* _Information supplied_
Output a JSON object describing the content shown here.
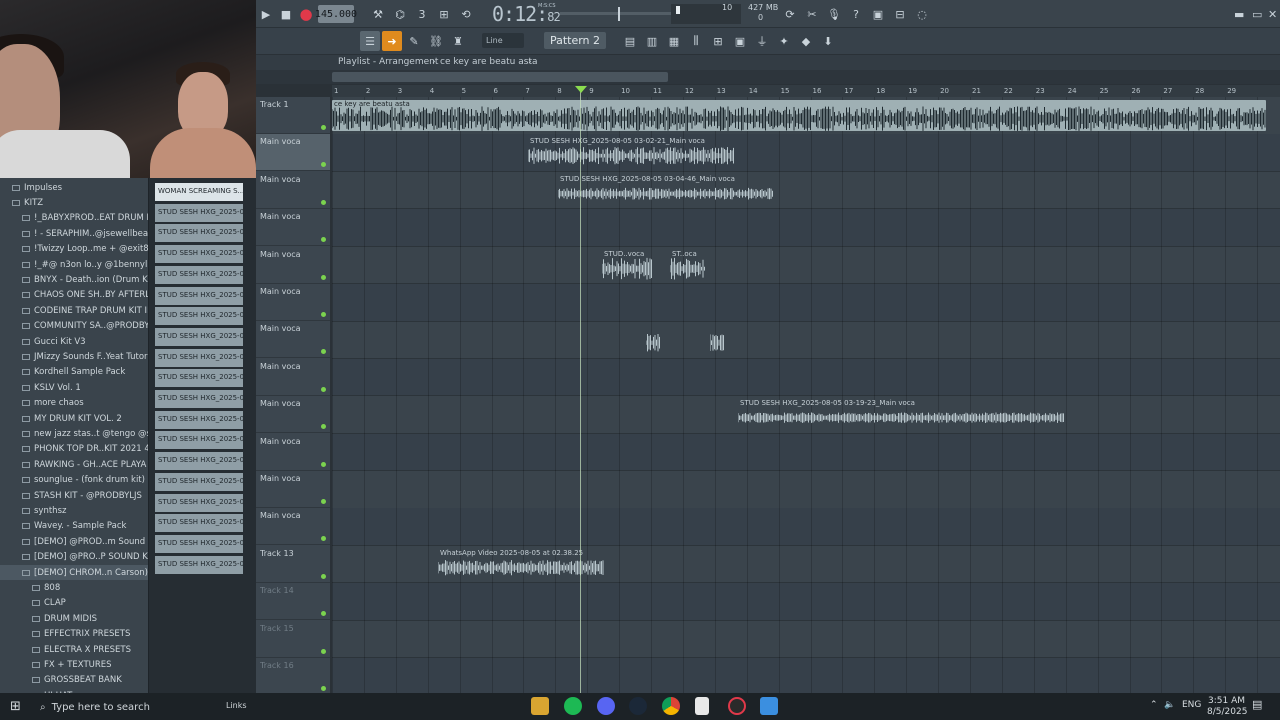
{
  "toolbar": {
    "bpm": "145.000",
    "time_main": "0:12:",
    "time_frac": "82",
    "time_unit": "M:S:CS",
    "cpu": "10",
    "memory": "427 MB",
    "poly": "0",
    "snap": "Line",
    "pattern": "Pattern 2"
  },
  "playlist": {
    "title": "Playlist - Arrangement",
    "sep": "›",
    "arrangement": "ce key are beatu asta",
    "ruler": [
      "1",
      "2",
      "3",
      "4",
      "5",
      "6",
      "7",
      "8",
      "9",
      "10",
      "11",
      "12",
      "13",
      "14",
      "15",
      "16",
      "17",
      "18",
      "19",
      "20",
      "21",
      "22",
      "23",
      "24",
      "25",
      "26",
      "27",
      "28",
      "29"
    ],
    "tracks": [
      {
        "label": "Track 1",
        "dim": false
      },
      {
        "label": "Main voca",
        "dim": false,
        "group": true
      },
      {
        "label": "Main voca",
        "dim": false
      },
      {
        "label": "Main voca",
        "dim": false
      },
      {
        "label": "Main voca",
        "dim": false
      },
      {
        "label": "Main voca",
        "dim": false
      },
      {
        "label": "Main voca",
        "dim": false
      },
      {
        "label": "Main voca",
        "dim": false
      },
      {
        "label": "Main voca",
        "dim": false
      },
      {
        "label": "Main voca",
        "dim": false
      },
      {
        "label": "Main voca",
        "dim": false
      },
      {
        "label": "Main voca",
        "dim": false
      },
      {
        "label": "Track 13",
        "dim": false
      },
      {
        "label": "Track 14",
        "dim": true
      },
      {
        "label": "Track 15",
        "dim": true
      },
      {
        "label": "Track 16",
        "dim": true
      }
    ],
    "clips": {
      "c1": "ce key are beatu asta",
      "c2": "STUD SESH HXG_2025-08-05 03-02-21_Main voca",
      "c3": "STUD SESH HXG_2025-08-05 03-04-46_Main voca",
      "c4": "STUD..voca",
      "c5": "ST..oca",
      "c8": "STUD SESH HXG_2025-08-05 03-19-23_Main voca",
      "c9": "WhatsApp Video 2025-08-05 at 02.38.25"
    }
  },
  "browser": {
    "items": [
      {
        "label": "Impulses",
        "indent": 0
      },
      {
        "label": "KITZ",
        "indent": 0
      },
      {
        "label": "!_BABYXPROD..EAT DRUM KIT",
        "indent": 1
      },
      {
        "label": "! - SERAPHIM..@jsewellbeats",
        "indent": 1
      },
      {
        "label": "!Twizzy Loop..me + @exit808_",
        "indent": 1
      },
      {
        "label": "!_#@ n3on lo..y @1bennyluv]",
        "indent": 1
      },
      {
        "label": "BNYX - Death..ion (Drum Kit)",
        "indent": 1
      },
      {
        "label": "CHAOS ONE SH..BY AFTERLIFE",
        "indent": 1
      },
      {
        "label": "CODEINE TRAP DRUM KIT II",
        "indent": 1
      },
      {
        "label": "COMMUNITY SA..@PRODBYLJS",
        "indent": 1
      },
      {
        "label": "Gucci Kit V3",
        "indent": 1
      },
      {
        "label": "JMizzy Sounds F..Yeat Tutorial",
        "indent": 1
      },
      {
        "label": "Kordhell Sample Pack",
        "indent": 1
      },
      {
        "label": "KSLV Vol. 1",
        "indent": 1
      },
      {
        "label": "more chaos",
        "indent": 1
      },
      {
        "label": "MY DRUM KIT VOL. 2",
        "indent": 1
      },
      {
        "label": "new jazz stas..t @tengo @scrn",
        "indent": 1
      },
      {
        "label": "PHONK TOP DR..KIT 2021 4GB",
        "indent": 1
      },
      {
        "label": "RAWKING - GH..ACE PLAYA KIT",
        "indent": 1
      },
      {
        "label": "sounglue - (fonk drum kit)",
        "indent": 1
      },
      {
        "label": "STASH KIT - @PRODBYLJS",
        "indent": 1
      },
      {
        "label": "synthsz",
        "indent": 1
      },
      {
        "label": "Wavey. - Sample Pack",
        "indent": 1
      },
      {
        "label": "[DEMO] @PROD..m Sound Kit",
        "indent": 1
      },
      {
        "label": "[DEMO] @PRO..P SOUND KIT",
        "indent": 1
      },
      {
        "label": "[DEMO] CHROM..n Carson)",
        "indent": 1,
        "selected": true
      },
      {
        "label": "808",
        "indent": 2
      },
      {
        "label": "CLAP",
        "indent": 2
      },
      {
        "label": "DRUM MIDIS",
        "indent": 2
      },
      {
        "label": "EFFECTRIX PRESETS",
        "indent": 2
      },
      {
        "label": "ELECTRA X PRESETS",
        "indent": 2
      },
      {
        "label": "FX + TEXTURES",
        "indent": 2
      },
      {
        "label": "GROSSBEAT BANK",
        "indent": 2
      },
      {
        "label": "HI HAT",
        "indent": 2
      }
    ]
  },
  "picker": {
    "items": [
      "WOMAN SCREAMING S...",
      "STUD SESH HXG_2025-08...",
      "STUD SESH HXG_2025-08...",
      "STUD SESH HXG_2025-08...",
      "STUD SESH HXG_2025-08...",
      "STUD SESH HXG_2025-08...",
      "STUD SESH HXG_2025-08...",
      "STUD SESH HXG_2025-08...",
      "STUD SESH HXG_2025-08...",
      "STUD SESH HXG_2025-08...",
      "STUD SESH HXG_2025-08...",
      "STUD SESH HXG_2025-08...",
      "STUD SESH HXG_2025-08...",
      "STUD SESH HXG_2025-08...",
      "STUD SESH HXG_2025-08...",
      "STUD SESH HXG_2025-08...",
      "STUD SESH HXG_2025-08...",
      "STUD SESH HXG_2025-08...",
      "STUD SESH HXG_2025-08..."
    ]
  },
  "taskbar": {
    "search": "Type here to search",
    "links": "Links",
    "lang": "ENG",
    "time": "3:51 AM",
    "date": "8/5/2025"
  },
  "colors": {
    "accent_green": "#8bdc4f",
    "toolbar_bg": "#3a444c",
    "grid_bg": "#3a444c",
    "clip_bright": "#9fb0b4",
    "record_red": "#e0394a"
  }
}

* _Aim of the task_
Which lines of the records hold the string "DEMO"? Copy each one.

* _The completed task_
        "label": "[DEMO] @PROD..m Sound Kit",
        "label": "[DEMO] @PRO..P SOUND KIT",
        "label": "[DEMO] CHROM..n Carson)",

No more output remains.